Thursday, July 28, 2016

Los Angeles leads ‘Highways from Hell’ rankings

If you have a least favorite stretch of highway to drive on, there’s a good chance it’s in Los Angeles. According to a new study by the Auto Insurance Center, Los Angeles is to blame for six of the nation’s top 10 “Highways from Hell.”

Two different stretches of U.S. Highway 101 in Los Angeles are deemed the two busiest highways in the United States.

U.S. 101’s path from Topanga Canyon Boulevard to Vignes Street received top billing. Despite being only 26 miles long, the trip takes an average of 91 minutes during peak rush hour. The study also found that the average speed is 17 mph, and the worst time is 8 a.m. on Wednesdays.

No. 2 on the list is U.S. 101’s 21.8-mile stretch from Soto Street to Haskell Avenue. During rush hour, the trip typically takes about 70 minutes and drivers are confined to an average speed of 19 mph.

Los Angeles is also credited with having the third, sixth, eighth and ninth busiest highways. Interstate 10 from 20th Street to Alameda Street in Los Angeles is third. The 15-mile jaunt takes an average of 73 minutes. I-5 from Cesar E. Chavez Avenue to Valley View Avenue is sixth, while I-5 from Artesia Boulevard to Cesar E. Chavez Avenue and I-10 from the I-5/U.S. 101 junction to National Boulevard are eighth and ninth, respectively.

The other four highways to earn the dubious distinction are in Chicago and New York.

The complete list is:
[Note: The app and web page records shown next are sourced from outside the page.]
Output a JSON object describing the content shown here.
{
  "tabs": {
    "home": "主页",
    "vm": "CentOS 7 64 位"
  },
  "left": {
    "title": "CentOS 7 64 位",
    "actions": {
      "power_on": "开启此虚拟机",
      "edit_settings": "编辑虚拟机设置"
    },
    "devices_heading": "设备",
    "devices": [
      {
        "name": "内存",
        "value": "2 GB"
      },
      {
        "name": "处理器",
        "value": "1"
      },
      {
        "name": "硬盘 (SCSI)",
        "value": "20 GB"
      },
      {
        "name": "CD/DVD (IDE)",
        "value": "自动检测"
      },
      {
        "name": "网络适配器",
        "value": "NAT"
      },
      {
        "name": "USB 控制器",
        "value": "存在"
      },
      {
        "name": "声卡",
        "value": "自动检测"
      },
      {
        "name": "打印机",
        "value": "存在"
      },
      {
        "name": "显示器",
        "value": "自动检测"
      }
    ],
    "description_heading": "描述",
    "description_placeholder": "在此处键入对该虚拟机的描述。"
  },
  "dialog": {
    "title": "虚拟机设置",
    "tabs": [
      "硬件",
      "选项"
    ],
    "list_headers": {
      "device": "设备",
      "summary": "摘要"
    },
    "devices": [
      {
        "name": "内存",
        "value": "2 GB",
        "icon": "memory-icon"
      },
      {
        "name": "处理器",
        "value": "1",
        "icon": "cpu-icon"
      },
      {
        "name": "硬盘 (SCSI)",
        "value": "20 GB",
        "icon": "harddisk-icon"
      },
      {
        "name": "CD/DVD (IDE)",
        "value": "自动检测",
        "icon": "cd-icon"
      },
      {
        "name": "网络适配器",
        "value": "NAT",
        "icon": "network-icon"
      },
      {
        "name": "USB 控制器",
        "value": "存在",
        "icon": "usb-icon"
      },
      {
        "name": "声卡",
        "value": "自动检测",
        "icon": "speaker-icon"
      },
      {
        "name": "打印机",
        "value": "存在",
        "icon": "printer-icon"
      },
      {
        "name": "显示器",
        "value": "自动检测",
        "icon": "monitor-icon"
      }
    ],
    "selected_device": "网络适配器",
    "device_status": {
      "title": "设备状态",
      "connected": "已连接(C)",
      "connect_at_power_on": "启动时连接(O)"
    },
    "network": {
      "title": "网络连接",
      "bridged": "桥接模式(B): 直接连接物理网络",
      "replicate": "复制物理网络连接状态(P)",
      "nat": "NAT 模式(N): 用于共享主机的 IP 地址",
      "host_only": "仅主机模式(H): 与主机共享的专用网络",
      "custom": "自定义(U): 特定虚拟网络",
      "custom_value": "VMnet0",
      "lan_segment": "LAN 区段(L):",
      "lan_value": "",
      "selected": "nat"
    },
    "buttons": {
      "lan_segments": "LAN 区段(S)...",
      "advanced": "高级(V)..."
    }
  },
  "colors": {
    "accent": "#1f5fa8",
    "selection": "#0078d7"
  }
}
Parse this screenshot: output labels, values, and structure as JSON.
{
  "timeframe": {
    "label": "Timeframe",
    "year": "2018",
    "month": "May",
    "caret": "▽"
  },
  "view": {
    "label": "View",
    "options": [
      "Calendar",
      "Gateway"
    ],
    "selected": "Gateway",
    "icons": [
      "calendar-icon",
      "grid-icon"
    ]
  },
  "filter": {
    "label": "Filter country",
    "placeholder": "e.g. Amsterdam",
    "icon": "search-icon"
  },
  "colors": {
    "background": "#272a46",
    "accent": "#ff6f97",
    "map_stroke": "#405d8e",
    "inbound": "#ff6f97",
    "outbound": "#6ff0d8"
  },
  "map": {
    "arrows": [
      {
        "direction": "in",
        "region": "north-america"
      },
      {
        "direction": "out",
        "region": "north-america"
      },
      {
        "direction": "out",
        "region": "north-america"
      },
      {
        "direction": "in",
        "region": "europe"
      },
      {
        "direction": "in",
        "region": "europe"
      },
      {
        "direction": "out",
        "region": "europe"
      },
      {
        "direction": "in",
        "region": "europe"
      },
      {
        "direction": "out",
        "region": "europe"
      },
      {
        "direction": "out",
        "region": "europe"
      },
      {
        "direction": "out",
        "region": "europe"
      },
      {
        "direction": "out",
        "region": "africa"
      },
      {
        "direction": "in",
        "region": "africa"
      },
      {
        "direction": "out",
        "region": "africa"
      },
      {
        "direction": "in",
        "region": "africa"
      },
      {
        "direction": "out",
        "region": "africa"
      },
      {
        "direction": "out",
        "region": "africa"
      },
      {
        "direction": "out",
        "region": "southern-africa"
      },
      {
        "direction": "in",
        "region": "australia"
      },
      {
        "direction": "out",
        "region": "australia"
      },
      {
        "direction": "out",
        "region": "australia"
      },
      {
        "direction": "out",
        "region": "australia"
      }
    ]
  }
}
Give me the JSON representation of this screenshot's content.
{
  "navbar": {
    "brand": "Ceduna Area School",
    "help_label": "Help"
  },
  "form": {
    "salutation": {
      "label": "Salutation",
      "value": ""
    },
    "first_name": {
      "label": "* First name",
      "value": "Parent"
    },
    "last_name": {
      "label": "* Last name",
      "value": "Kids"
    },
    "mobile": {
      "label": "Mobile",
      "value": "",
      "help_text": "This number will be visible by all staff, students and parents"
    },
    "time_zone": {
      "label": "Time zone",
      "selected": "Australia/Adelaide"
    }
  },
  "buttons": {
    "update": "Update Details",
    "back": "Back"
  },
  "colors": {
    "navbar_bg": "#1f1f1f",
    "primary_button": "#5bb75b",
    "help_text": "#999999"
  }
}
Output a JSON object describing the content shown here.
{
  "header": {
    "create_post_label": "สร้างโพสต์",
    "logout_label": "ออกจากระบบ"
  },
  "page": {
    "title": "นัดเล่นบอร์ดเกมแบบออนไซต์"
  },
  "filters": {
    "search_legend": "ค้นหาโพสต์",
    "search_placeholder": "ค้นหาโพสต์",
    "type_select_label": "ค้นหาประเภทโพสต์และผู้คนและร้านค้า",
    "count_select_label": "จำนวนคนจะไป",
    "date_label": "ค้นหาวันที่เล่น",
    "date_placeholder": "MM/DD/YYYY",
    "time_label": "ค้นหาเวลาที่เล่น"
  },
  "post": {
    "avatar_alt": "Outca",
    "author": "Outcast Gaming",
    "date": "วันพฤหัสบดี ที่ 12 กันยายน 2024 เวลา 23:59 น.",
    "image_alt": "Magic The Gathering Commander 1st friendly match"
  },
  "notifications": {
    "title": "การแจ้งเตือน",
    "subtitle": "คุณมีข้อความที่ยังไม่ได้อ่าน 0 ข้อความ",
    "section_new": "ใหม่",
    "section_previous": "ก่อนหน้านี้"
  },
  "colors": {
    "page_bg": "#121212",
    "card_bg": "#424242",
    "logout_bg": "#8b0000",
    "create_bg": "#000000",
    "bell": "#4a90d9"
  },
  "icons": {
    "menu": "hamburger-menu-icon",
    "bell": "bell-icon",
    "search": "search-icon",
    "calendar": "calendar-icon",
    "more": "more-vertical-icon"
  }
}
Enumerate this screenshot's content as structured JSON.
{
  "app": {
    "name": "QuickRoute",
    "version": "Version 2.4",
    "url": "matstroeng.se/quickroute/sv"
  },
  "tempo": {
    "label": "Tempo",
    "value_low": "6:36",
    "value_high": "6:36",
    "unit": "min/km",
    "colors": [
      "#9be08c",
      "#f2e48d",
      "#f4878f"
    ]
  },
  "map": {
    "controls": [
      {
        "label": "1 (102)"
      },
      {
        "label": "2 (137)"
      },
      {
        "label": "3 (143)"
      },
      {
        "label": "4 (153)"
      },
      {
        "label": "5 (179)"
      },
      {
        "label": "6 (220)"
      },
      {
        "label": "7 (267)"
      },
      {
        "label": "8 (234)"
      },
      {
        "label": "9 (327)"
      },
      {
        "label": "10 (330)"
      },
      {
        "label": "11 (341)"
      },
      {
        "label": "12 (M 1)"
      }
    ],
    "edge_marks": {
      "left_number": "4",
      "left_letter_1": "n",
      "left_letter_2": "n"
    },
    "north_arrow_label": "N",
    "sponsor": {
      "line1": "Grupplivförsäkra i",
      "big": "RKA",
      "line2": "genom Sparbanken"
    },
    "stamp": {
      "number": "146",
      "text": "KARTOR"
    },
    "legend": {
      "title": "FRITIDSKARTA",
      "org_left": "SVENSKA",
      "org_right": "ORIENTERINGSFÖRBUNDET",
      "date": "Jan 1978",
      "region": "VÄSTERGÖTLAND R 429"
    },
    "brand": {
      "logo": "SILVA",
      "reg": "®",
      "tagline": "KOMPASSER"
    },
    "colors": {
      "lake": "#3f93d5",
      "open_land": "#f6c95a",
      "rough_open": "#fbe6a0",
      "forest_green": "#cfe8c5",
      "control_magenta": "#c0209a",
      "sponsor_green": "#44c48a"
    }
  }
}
  1. Los Angeles, U.S. 101 from Topanga Canyon Boulevard to Vignes Street
  2. Los Angeles, U.S. 101 from Soto Street to Haskell Avenue
  3. Los Angeles, I-10 from 20th Street to Alameda Street
  4. Chicago, I-90 from 35th Street to the junction of I-90 and I-94 North
  5. New York, I-678 from Rockaway Boulevard to Main Street
  6. Los Angeles, I-5 from Cesar E. Chavez Avenue to Valley View Avenue
  7. Chicago, I-90/I-94 from Montrose Avenue to Ruble Street
  8. Los Angeles, I-5 from Artesia Boulevard to Cesar E. Chavez Avenue
  9. Los Angeles, I-10 from the I-5/U.S. 101 junction to National Boulevard
  10. New York, I-495 from 74th Street to Mineola and Willis avenues.

But what do you think? Does the study have it right? If not, what are the stretches of highway that you dread the most and do your best to avoid?

While you’re at it, be sure to check out some of the other data revealed by the Auto Insurance Center. The study also includes information about the cost of traffic congestion, wasted fuel, and the cities with the worst traffic.